> [Task to complete]
Show every line of the data where the word "icon" can be found.

==== Extracted entries ====

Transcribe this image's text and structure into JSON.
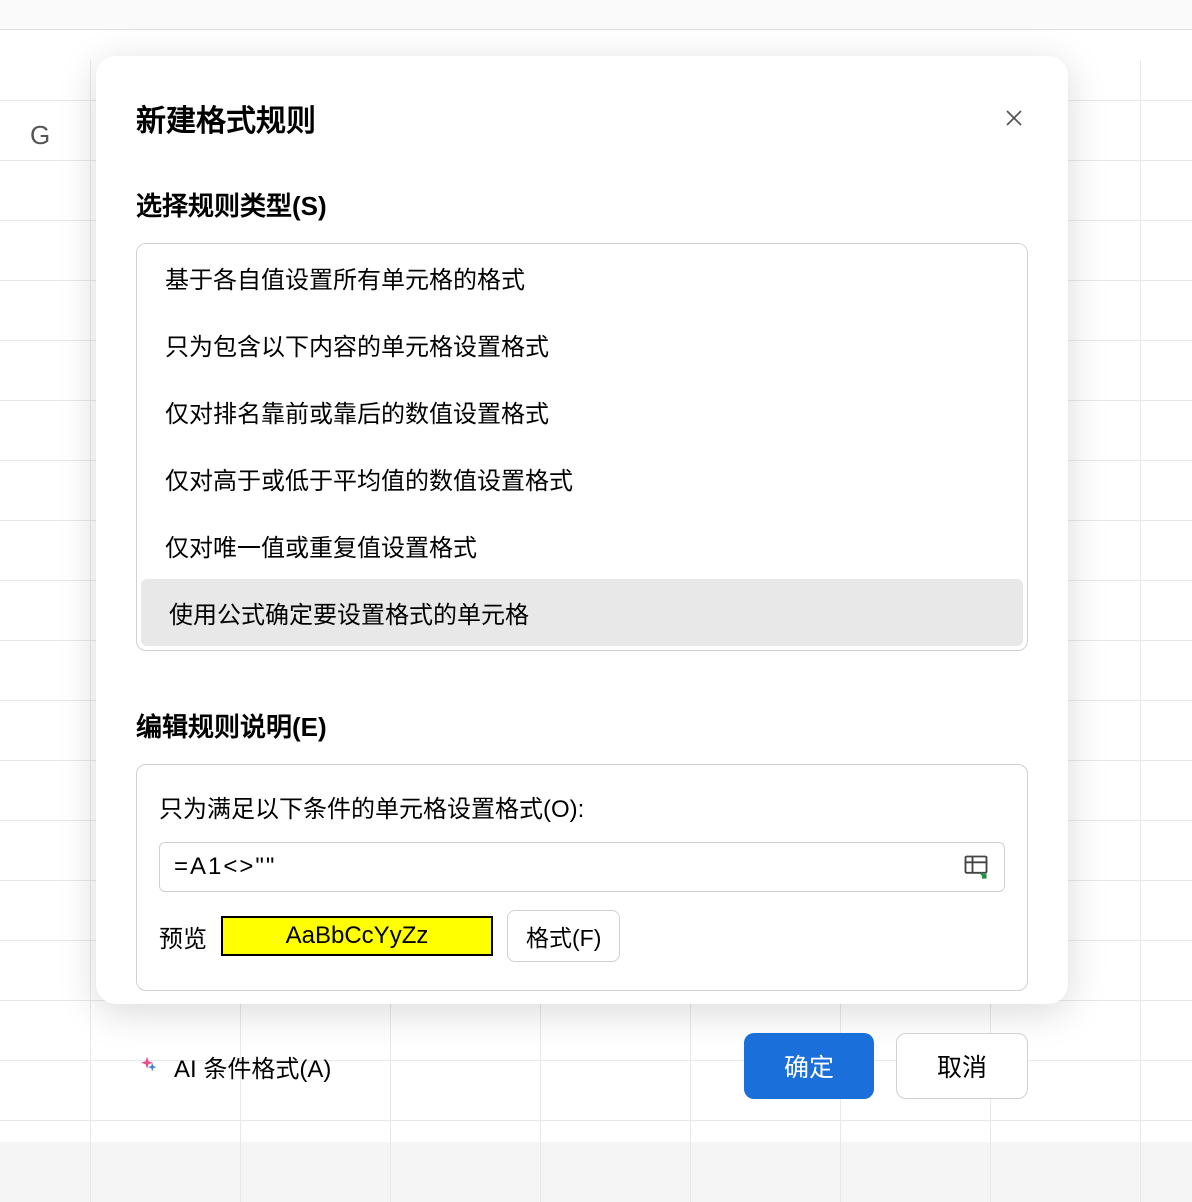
{
  "spreadsheet": {
    "column_header": "G"
  },
  "dialog": {
    "title": "新建格式规则",
    "section_rule_type": "选择规则类型(S)",
    "rule_types": [
      "基于各自值设置所有单元格的格式",
      "只为包含以下内容的单元格设置格式",
      "仅对排名靠前或靠后的数值设置格式",
      "仅对高于或低于平均值的数值设置格式",
      "仅对唯一值或重复值设置格式",
      "使用公式确定要设置格式的单元格"
    ],
    "selected_rule_index": 5,
    "section_edit": "编辑规则说明(E)",
    "edit_label": "只为满足以下条件的单元格设置格式(O):",
    "formula_value": "=A1<>\"\"",
    "preview_label": "预览",
    "preview_sample": "AaBbCcYyZz",
    "format_button": "格式(F)",
    "ai_link": "AI 条件格式(A)",
    "ok_button": "确定",
    "cancel_button": "取消"
  }
}
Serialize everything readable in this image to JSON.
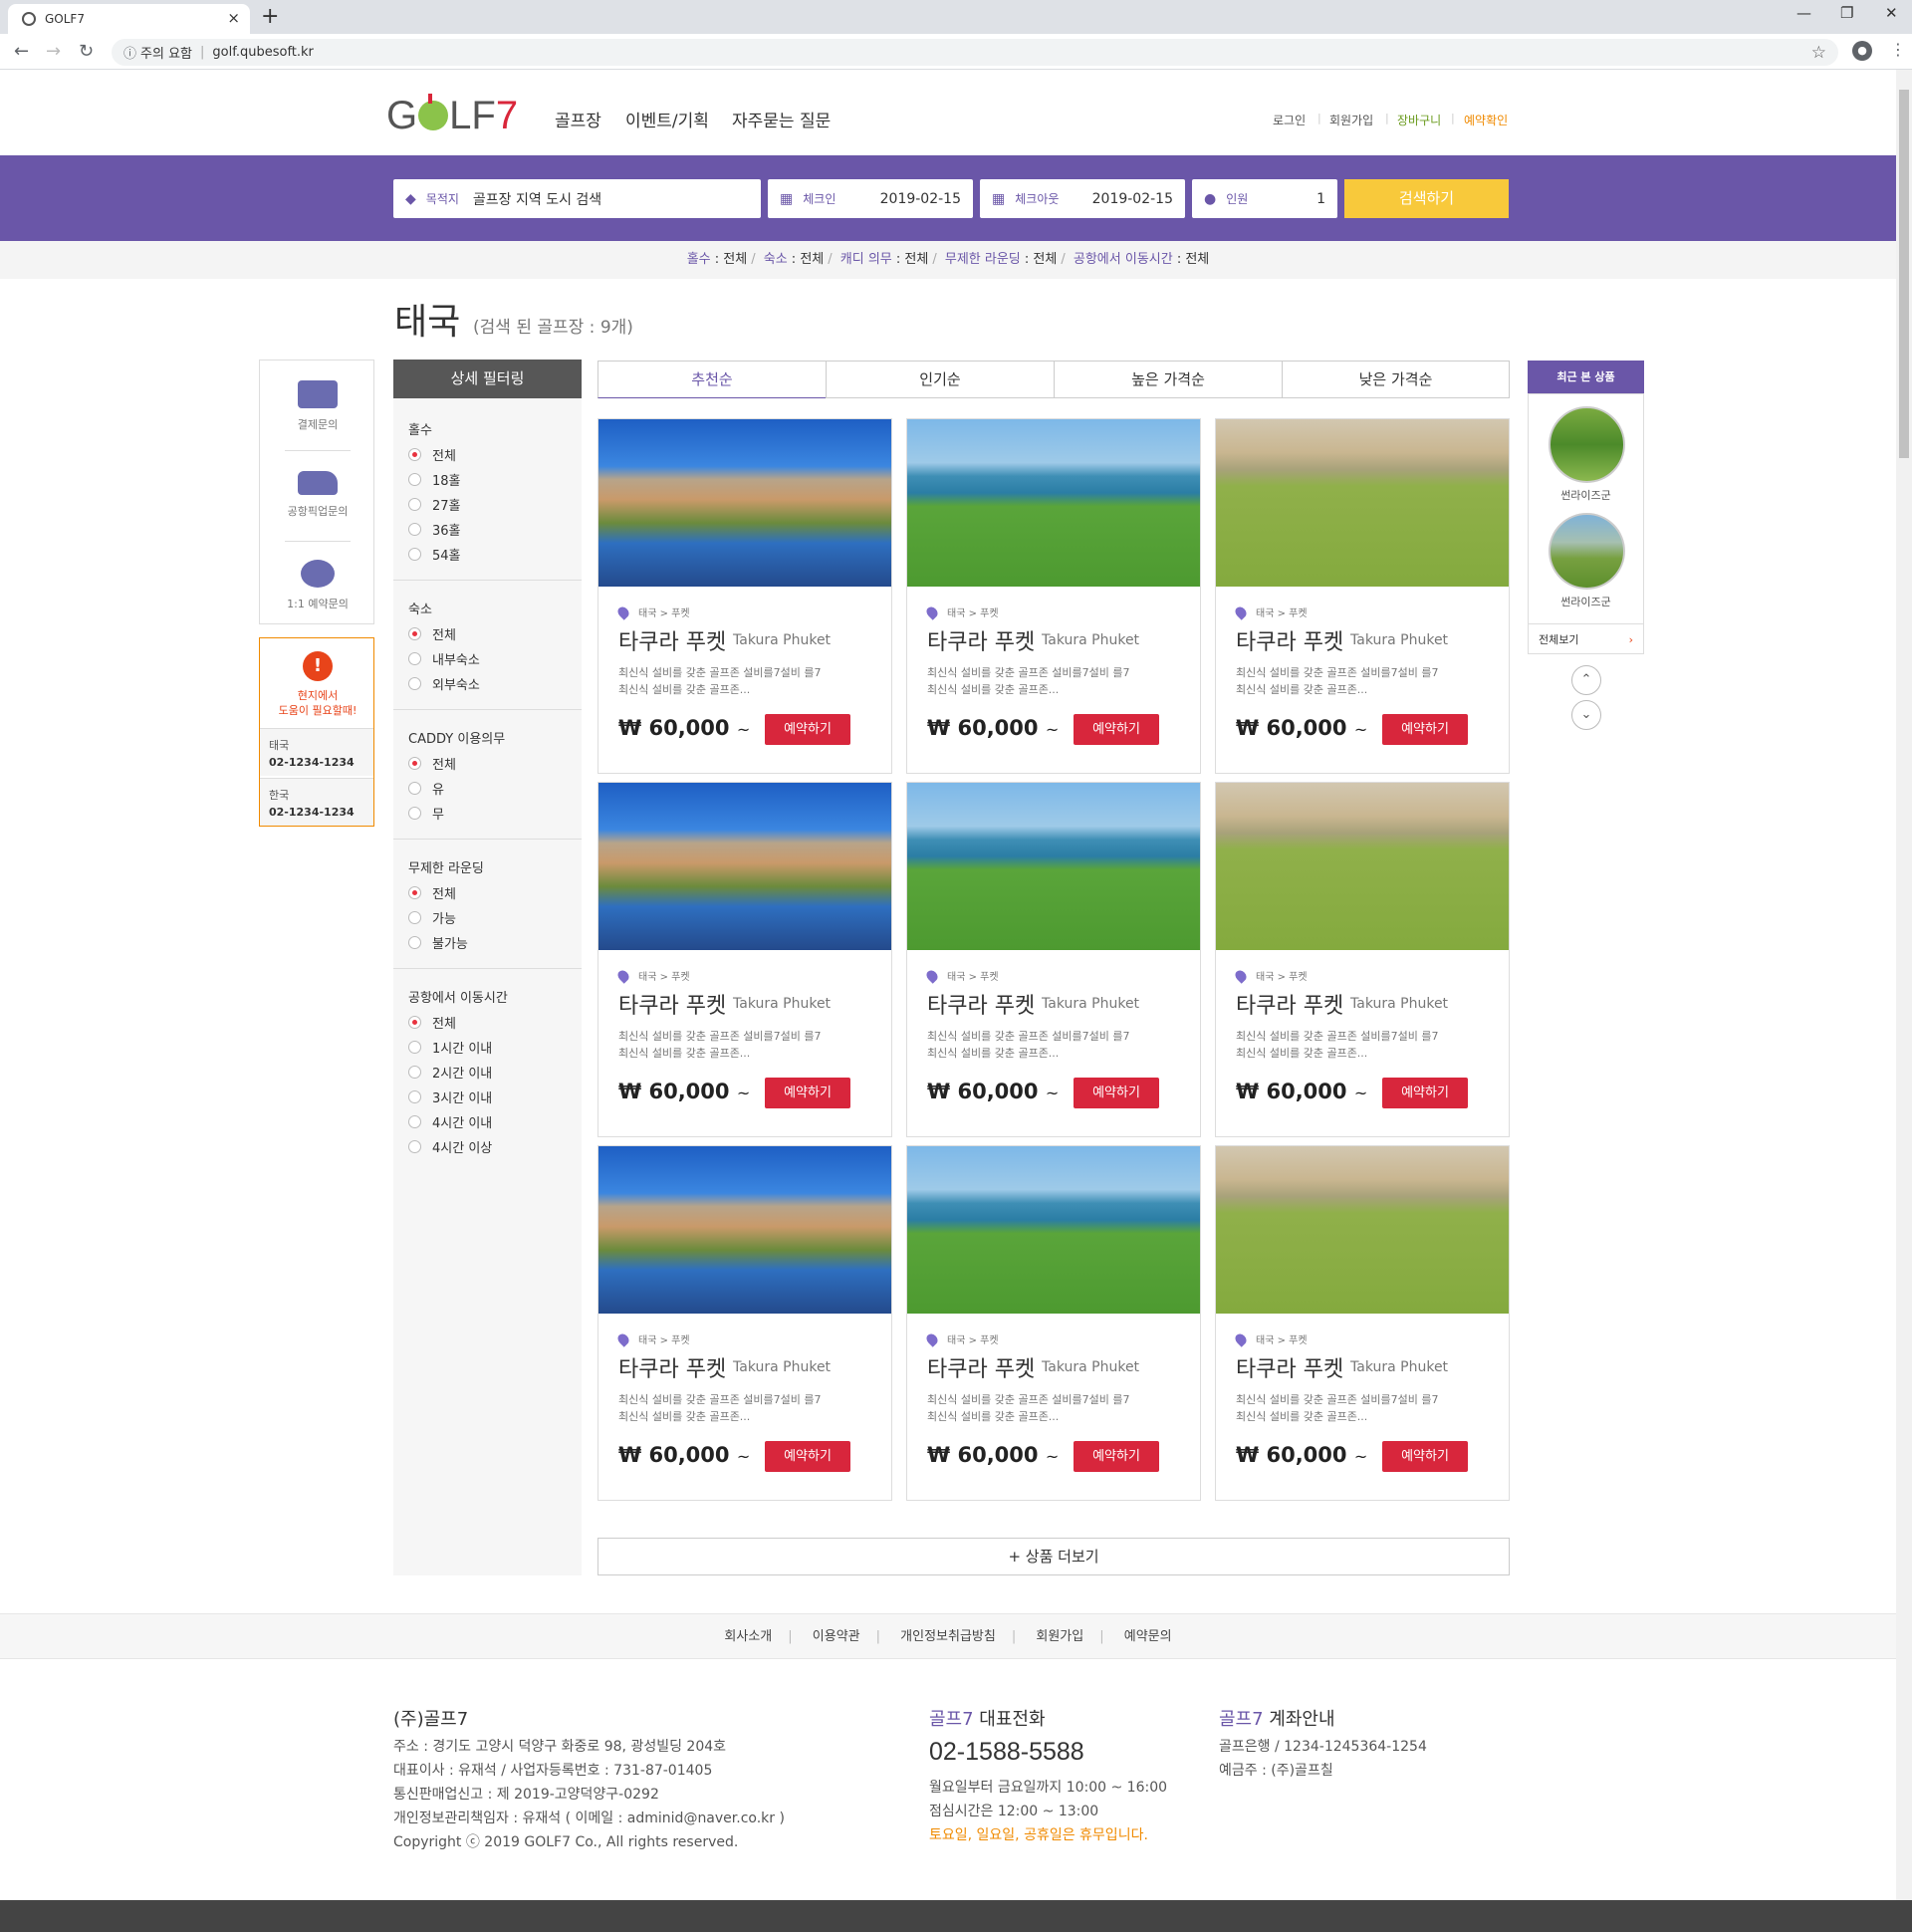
{
  "browser": {
    "tab_title": "GOLF7",
    "new_tab": "+",
    "close_tab": "×",
    "minimize": "—",
    "restore": "❐",
    "close_window": "✕",
    "security": "주의 요함",
    "url": "golf.qubesoft.kr"
  },
  "header": {
    "logo": {
      "g": "G",
      "rest": "LF",
      "seven": "7"
    },
    "nav": [
      "골프장",
      "이벤트/기획",
      "자주묻는 질문"
    ],
    "util": [
      "로그인",
      "회원가입",
      "장바구니",
      "예약확인"
    ]
  },
  "search": {
    "destination_label": "목적지",
    "destination_value": "골프장 지역 도시 검색",
    "checkin_label": "체크인",
    "checkin_value": "2019-02-15",
    "checkout_label": "체크아웃",
    "checkout_value": "2019-02-15",
    "people_label": "인원",
    "people_value": "1",
    "button": "검색하기"
  },
  "summary": [
    {
      "k": "홀수",
      "v": " : 전체"
    },
    {
      "k": "숙소",
      "v": " : 전체"
    },
    {
      "k": "캐디 의무",
      "v": " : 전체"
    },
    {
      "k": "무제한 라운딩",
      "v": " : 전체"
    },
    {
      "k": "공항에서 이동시간",
      "v": " : 전체"
    }
  ],
  "page": {
    "title": "태국",
    "count": "(검색 된 골프장 : 9개)"
  },
  "quick": [
    {
      "label": "결제문의",
      "icon": "card-icon"
    },
    {
      "label": "공항픽업문의",
      "icon": "van-icon"
    },
    {
      "label": "1:1 예약문의",
      "icon": "chat-icon"
    }
  ],
  "help": {
    "mark": "!",
    "line1": "현지에서",
    "line2": "도움이 필요할때!",
    "rows": [
      {
        "country": "태국",
        "phone": "02-1234-1234"
      },
      {
        "country": "한국",
        "phone": "02-1234-1234"
      }
    ]
  },
  "filters": {
    "title": "상세 필터링",
    "groups": [
      {
        "title": "홀수",
        "options": [
          "전체",
          "18홀",
          "27홀",
          "36홀",
          "54홀"
        ]
      },
      {
        "title": "숙소",
        "options": [
          "전체",
          "내부숙소",
          "외부숙소"
        ]
      },
      {
        "title": "CADDY 이용의무",
        "options": [
          "전체",
          "유",
          "무"
        ]
      },
      {
        "title": "무제한 라운딩",
        "options": [
          "전체",
          "가능",
          "불가능"
        ]
      },
      {
        "title": "공항에서 이동시간",
        "options": [
          "전체",
          "1시간 이내",
          "2시간 이내",
          "3시간 이내",
          "4시간 이내",
          "4시간 이상"
        ]
      }
    ]
  },
  "sort": [
    "추천순",
    "인기순",
    "높은 가격순",
    "낮은 가격순"
  ],
  "products": [
    {
      "location": "태국 > 푸켓",
      "name": "타쿠라 푸켓",
      "name_en": "Takura Phuket",
      "desc1": "최신식 설비를 갖춘 골프존 설비를7설비 를7",
      "desc2": "최신식 설비를 갖춘 골프존...",
      "price": "₩ 60,000",
      "tilde": "~",
      "button": "예약하기",
      "image": "desert-course"
    },
    {
      "location": "태국 > 푸켓",
      "name": "타쿠라 푸켓",
      "name_en": "Takura Phuket",
      "desc1": "최신식 설비를 갖춘 골프존 설비를7설비 를7",
      "desc2": "최신식 설비를 갖춘 골프존...",
      "price": "₩ 60,000",
      "tilde": "~",
      "button": "예약하기",
      "image": "seaside-range"
    },
    {
      "location": "태국 > 푸켓",
      "name": "타쿠라 푸켓",
      "name_en": "Takura Phuket",
      "desc1": "최신식 설비를 갖춘 골프존 설비를7설비 를7",
      "desc2": "최신식 설비를 갖춘 골프존...",
      "price": "₩ 60,000",
      "tilde": "~",
      "button": "예약하기",
      "image": "golfer-swing"
    },
    {
      "location": "태국 > 푸켓",
      "name": "타쿠라 푸켓",
      "name_en": "Takura Phuket",
      "desc1": "최신식 설비를 갖춘 골프존 설비를7설비 를7",
      "desc2": "최신식 설비를 갖춘 골프존...",
      "price": "₩ 60,000",
      "tilde": "~",
      "button": "예약하기",
      "image": "desert-course"
    },
    {
      "location": "태국 > 푸켓",
      "name": "타쿠라 푸켓",
      "name_en": "Takura Phuket",
      "desc1": "최신식 설비를 갖춘 골프존 설비를7설비 를7",
      "desc2": "최신식 설비를 갖춘 골프존...",
      "price": "₩ 60,000",
      "tilde": "~",
      "button": "예약하기",
      "image": "seaside-range"
    },
    {
      "location": "태국 > 푸켓",
      "name": "타쿠라 푸켓",
      "name_en": "Takura Phuket",
      "desc1": "최신식 설비를 갖춘 골프존 설비를7설비 를7",
      "desc2": "최신식 설비를 갖춘 골프존...",
      "price": "₩ 60,000",
      "tilde": "~",
      "button": "예약하기",
      "image": "golfer-swing"
    },
    {
      "location": "태국 > 푸켓",
      "name": "타쿠라 푸켓",
      "name_en": "Takura Phuket",
      "desc1": "최신식 설비를 갖춘 골프존 설비를7설비 를7",
      "desc2": "최신식 설비를 갖춘 골프존...",
      "price": "₩ 60,000",
      "tilde": "~",
      "button": "예약하기",
      "image": "desert-course"
    },
    {
      "location": "태국 > 푸켓",
      "name": "타쿠라 푸켓",
      "name_en": "Takura Phuket",
      "desc1": "최신식 설비를 갖춘 골프존 설비를7설비 를7",
      "desc2": "최신식 설비를 갖춘 골프존...",
      "price": "₩ 60,000",
      "tilde": "~",
      "button": "예약하기",
      "image": "seaside-range"
    },
    {
      "location": "태국 > 푸켓",
      "name": "타쿠라 푸켓",
      "name_en": "Takura Phuket",
      "desc1": "최신식 설비를 갖춘 골프존 설비를7설비 를7",
      "desc2": "최신식 설비를 갖춘 골프존...",
      "price": "₩ 60,000",
      "tilde": "~",
      "button": "예약하기",
      "image": "golfer-swing"
    }
  ],
  "more_button": "+ 상품 더보기",
  "recent": {
    "title": "최근 본 상품",
    "items": [
      "썬라이즈군",
      "썬라이즈군"
    ],
    "view_all": "전체보기",
    "view_all_arrow": "›",
    "up": "⌃",
    "down": "⌄"
  },
  "footer": {
    "nav": [
      "회사소개",
      "이용약관",
      "개인정보취급방침",
      "회원가입",
      "예약문의"
    ],
    "company": {
      "title": "(주)골프7",
      "lines": [
        "주소 : 경기도 고양시 덕양구 화중로 98, 광성빌딩 204호",
        "대표이사 : 유재석  /  사업자등록번호 : 731-87-01405",
        "통신판매업신고 : 제 2019-고양덕양구-0292",
        "개인정보관리책임자 : 유재석 ( 이메일 : adminid@naver.co.kr )",
        "Copyright ⓒ 2019 GOLF7 Co., All rights reserved."
      ]
    },
    "phone": {
      "title_brand": "골프7",
      "title_rest": " 대표전화",
      "number": "02-1588-5588",
      "hours1": "월요일부터 금요일까지 10:00 ~ 16:00",
      "hours2": "점심시간은 12:00 ~ 13:00",
      "holiday": "토요일, 일요일, 공휴일은 휴무입니다."
    },
    "bank": {
      "title_brand": "골프7",
      "title_rest": " 계좌안내",
      "line1": "골프은행  /  1234-1245364-1254",
      "line2": "예금주 : (주)골프칠"
    }
  },
  "colors": {
    "brand_purple": "#6a56a8",
    "cta_yellow": "#f8c93b",
    "book_red": "#d8263c",
    "accent_orange": "#f08a00"
  }
}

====

> [Solution for this problem]
      "icon": "card-icon"
      "icon": "van-icon"
      "icon": "chat-icon"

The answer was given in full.